--- Input for this task Enclosed Below ---

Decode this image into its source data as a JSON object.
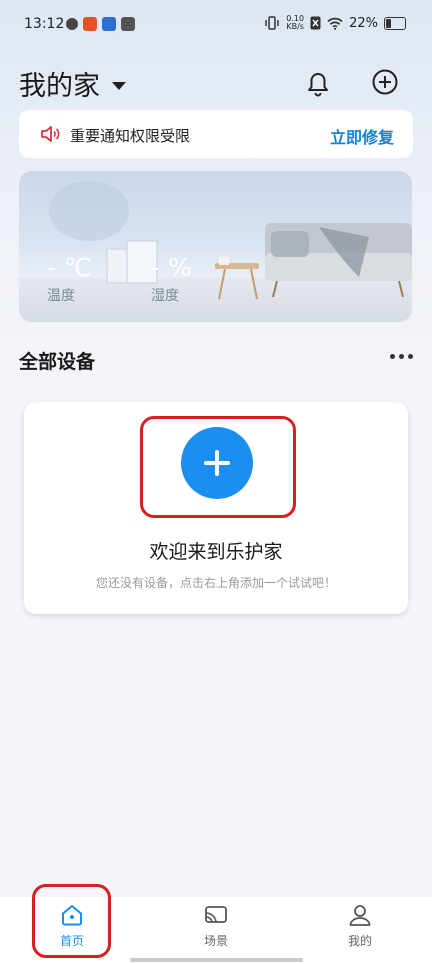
{
  "status_bar": {
    "time": "13:12",
    "speed_value": "0.10",
    "speed_unit": "KB/s",
    "battery": "22%"
  },
  "header": {
    "title": "我的家"
  },
  "notice": {
    "text": "重要通知权限受限",
    "action": "立即修复"
  },
  "room": {
    "temperature": "- ℃",
    "temperature_label": "温度",
    "humidity": "- %",
    "humidity_label": "湿度"
  },
  "devices": {
    "section_title": "全部设备",
    "welcome_title": "欢迎来到乐护家",
    "welcome_sub": "您还没有设备，点击右上角添加一个试试吧！"
  },
  "tabs": [
    {
      "label": "首页",
      "icon": "home-icon",
      "active": true
    },
    {
      "label": "场景",
      "icon": "scene-icon",
      "active": false
    },
    {
      "label": "我的",
      "icon": "profile-icon",
      "active": false
    }
  ],
  "colors": {
    "accent": "#1b8ff0",
    "link": "#1582d6",
    "highlight_box": "#d5201f"
  }
}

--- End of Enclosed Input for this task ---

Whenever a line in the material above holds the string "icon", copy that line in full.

      "icon": "home-icon",
      "icon": "scene-icon",
      "icon": "profile-icon",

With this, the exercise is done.